## PROBLEM REQUIREMENTS
Wherever the string "posao" shows up in the data below, copy the whole line.

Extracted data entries
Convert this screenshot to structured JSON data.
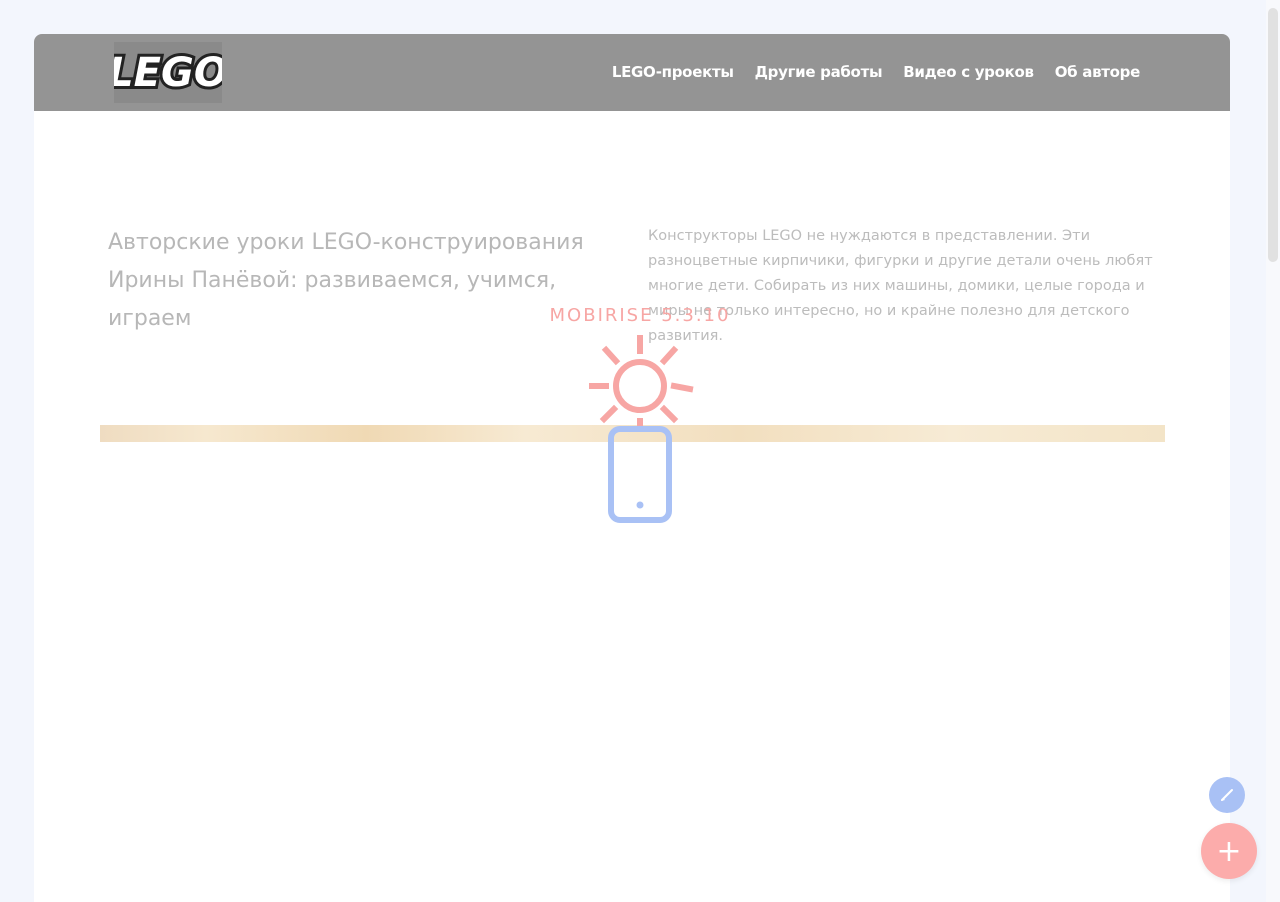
{
  "navbar": {
    "logo_text": "LEGO",
    "links": [
      "LEGO-проекты",
      "Другие работы",
      "Видео с уроков",
      "Об авторе"
    ]
  },
  "hero": {
    "title": "Авторские уроки LEGO-конструирования Ирины Панёвой: развиваемся, учимся, играем",
    "text": "Конструкторы LEGO не нуждаются в представлении. Эти разноцветные кирпичики, фигурки и другие детали очень любят многие дети. Собирать из них машины, домики, целые города и миры не только интересно, но и крайне полезно для детского развития."
  },
  "overlay": {
    "label": "MOBIRISE 5.3.10",
    "icons": [
      "sun-icon",
      "mobile-phone-icon"
    ]
  },
  "fabs": {
    "edit_icon": "brush-icon",
    "add_label": "+"
  },
  "colors": {
    "navbar": "#949494",
    "overlay_red": "#f7a6a4",
    "overlay_blue": "#a9c1f5",
    "fab_add": "#fcacab"
  }
}
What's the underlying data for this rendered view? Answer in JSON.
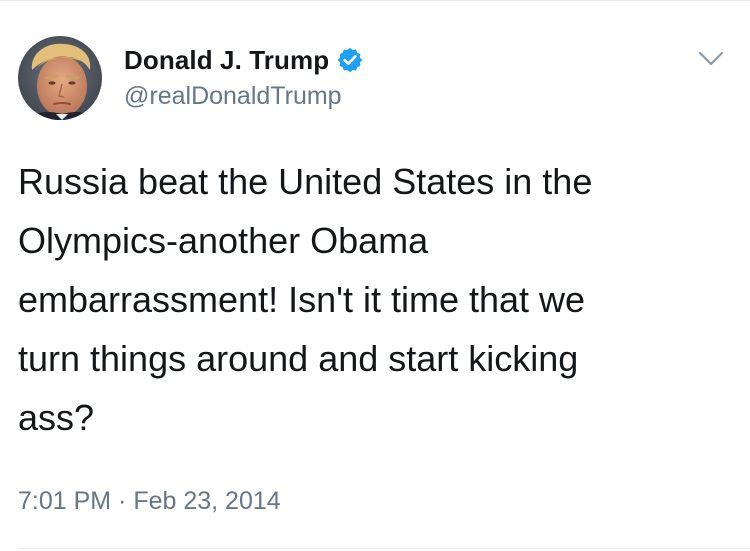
{
  "tweet": {
    "author": {
      "display_name": "Donald J. Trump",
      "handle": "@realDonaldTrump",
      "verified": true,
      "verified_icon": "verified-badge-icon",
      "avatar_icon": "profile-photo"
    },
    "menu_icon": "chevron-down-icon",
    "text": "Russia beat the United States in the\nOlympics-another Obama\nembarrassment! Isn't it time that we\nturn things around and start kicking\nass?",
    "timestamp": "7:01 PM · Feb 23, 2014"
  },
  "colors": {
    "text_primary": "#14171a",
    "text_secondary": "#657786",
    "verified_blue": "#1da1f2",
    "divider": "#e6ecf0"
  }
}
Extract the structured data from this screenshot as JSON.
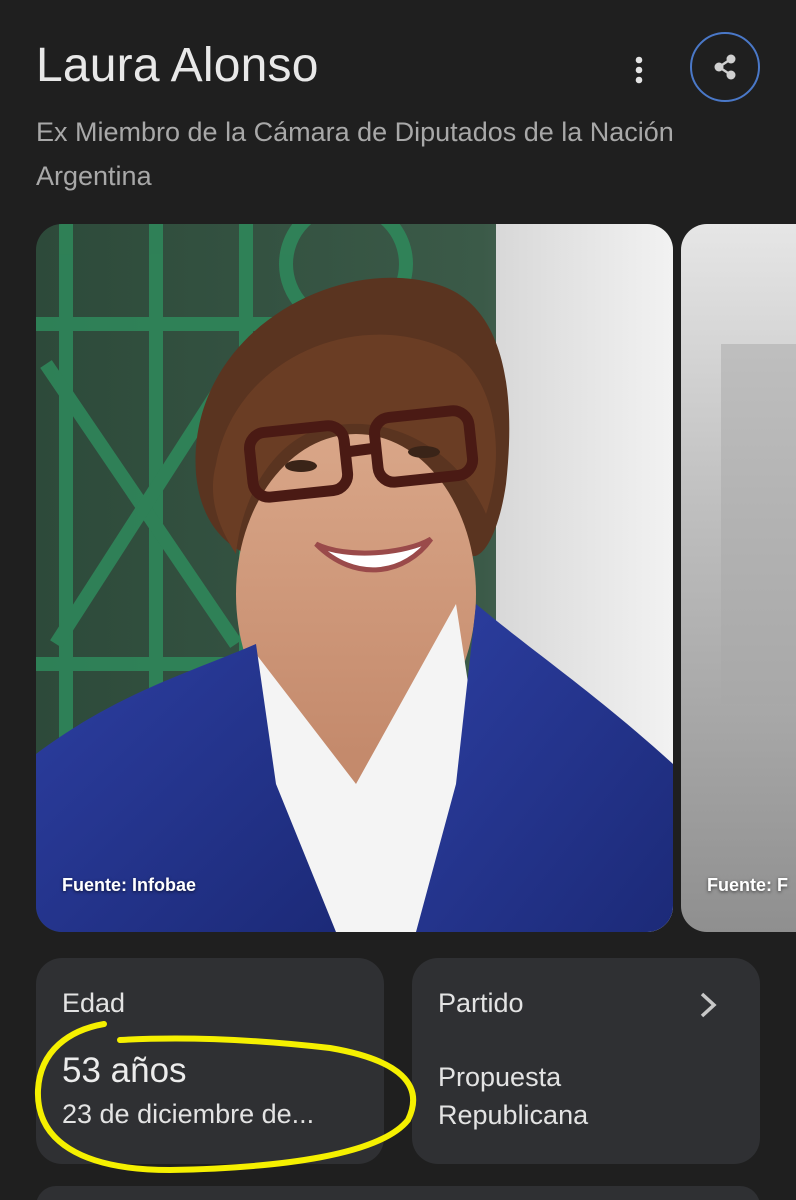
{
  "header": {
    "title": "Laura Alonso",
    "subtitle": "Ex Miembro de la Cámara de Diputados de la Nación Argentina",
    "more_icon": "more-vert-icon",
    "share_icon": "share-icon"
  },
  "images": [
    {
      "source": "Fuente: Infobae"
    },
    {
      "source": "Fuente: F"
    }
  ],
  "cards": {
    "age": {
      "label": "Edad",
      "value": "53 años",
      "detail": "23 de diciembre de..."
    },
    "party": {
      "label": "Partido",
      "value": "Propuesta Republicana",
      "icon": "chevron-right-icon"
    }
  },
  "colors": {
    "background": "#1f1f1f",
    "card": "#2f3033",
    "share_border": "#4a78c8",
    "annotation": "#f5f000"
  }
}
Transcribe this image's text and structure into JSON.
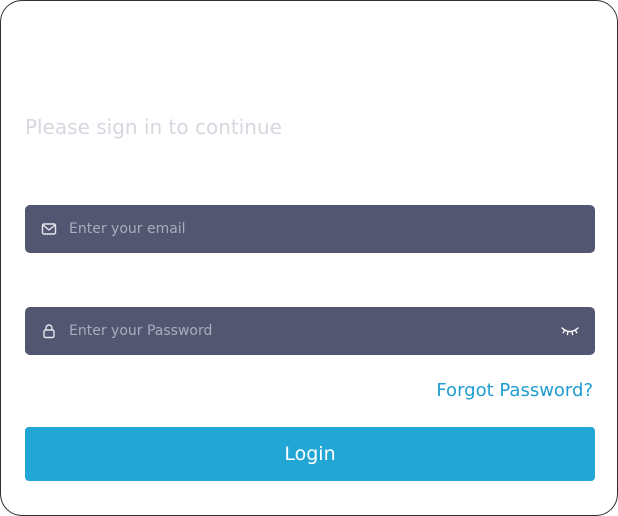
{
  "login_form": {
    "subtitle": "Please sign in to continue",
    "email": {
      "placeholder": "Enter your email",
      "value": "",
      "icon": "mail-icon"
    },
    "password": {
      "placeholder": "Enter your Password",
      "value": "",
      "icon": "lock-icon",
      "toggle_icon": "eye-closed-icon"
    },
    "forgot_password_label": "Forgot Password?",
    "login_button_label": "Login"
  },
  "colors": {
    "field_background": "#535670",
    "accent": "#22a6d5",
    "link": "#1f9dd0",
    "subtitle": "#d6d8e0",
    "placeholder": "#a9acbd"
  }
}
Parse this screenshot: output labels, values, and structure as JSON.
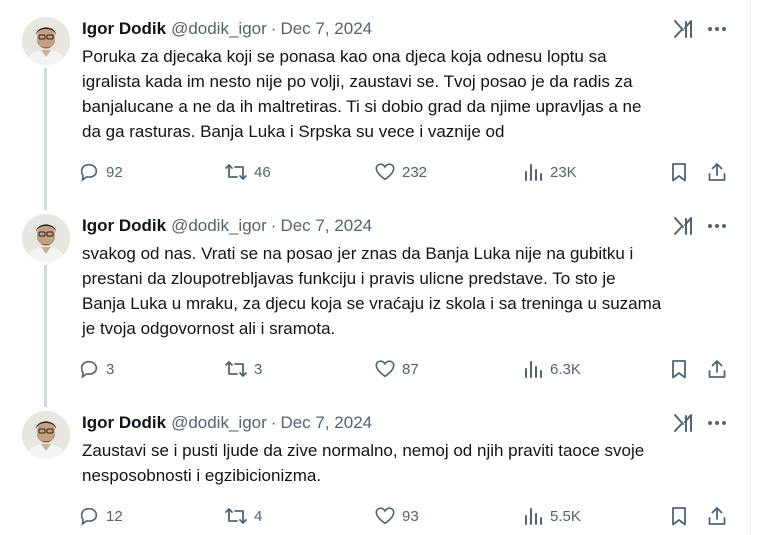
{
  "tweets": [
    {
      "name": "Igor Dodik",
      "handle": "@dodik_igor",
      "separator": "·",
      "date": "Dec 7, 2024",
      "text": "Poruka za djecaka koji se ponasa kao ona djeca koja odnesu loptu sa\nigralista kada im nesto nije po volji, zaustavi se. Tvoj posao je da radis za\nbanjalucane a ne da ih maltretiras. Ti si dobio grad da njime upravljas a ne\nda ga rasturas. Banja Luka i Srpska su vece i vaznije od",
      "replies": "92",
      "reposts": "46",
      "likes": "232",
      "views": "23K"
    },
    {
      "name": "Igor Dodik",
      "handle": "@dodik_igor",
      "separator": "·",
      "date": "Dec 7, 2024",
      "text": "svakog od nas. Vrati se na posao jer znas da Banja Luka nije na gubitku i\nprestani da zloupotrebljavas funkciju i pravis ulicne predstave. To sto je\nBanja Luka u mraku, za djecu koja se vraćaju iz skola i sa treninga u suzama\nje tvoja odgovornost ali i sramota.",
      "replies": "3",
      "reposts": "3",
      "likes": "87",
      "views": "6.3K"
    },
    {
      "name": "Igor Dodik",
      "handle": "@dodik_igor",
      "separator": "·",
      "date": "Dec 7, 2024",
      "text": "Zaustavi se i pusti ljude da zive normalno, nemoj od njih praviti taoce svoje\nnesposobnosti i egzibicionizma.",
      "replies": "12",
      "reposts": "4",
      "likes": "93",
      "views": "5.5K"
    }
  ],
  "icons": {
    "grok": "grok-icon",
    "more": "more-icon",
    "reply": "reply-icon",
    "repost": "repost-icon",
    "like": "like-icon",
    "views": "views-icon",
    "bookmark": "bookmark-icon",
    "share": "share-icon"
  },
  "colors": {
    "text": "#0f1419",
    "secondary": "#536471",
    "thread_line": "#cfd9de"
  }
}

## ANSWER TO THIS PROBLEM
      "text": "Poruka za djecaka koji se ponasa kao ona djeca koja odnesu loptu sa\nigralista kada im nesto nije po volji, zaustavi se. Tvoj posao je da radis za\nbanjalucane a ne da ih maltretiras. Ti si dobio grad da njime upravljas a ne\nda ga rasturas. Banja Luka i Srpska su vece i vaznije od",
      "text": "svakog od nas. Vrati se na posao jer znas da Banja Luka nije na gubitku i\nprestani da zloupotrebljavas funkciju i pravis ulicne predstave. To sto je\nBanja Luka u mraku, za djecu koja se vraćaju iz skola i sa treninga u suzama\nje tvoja odgovornost ali i sramota.",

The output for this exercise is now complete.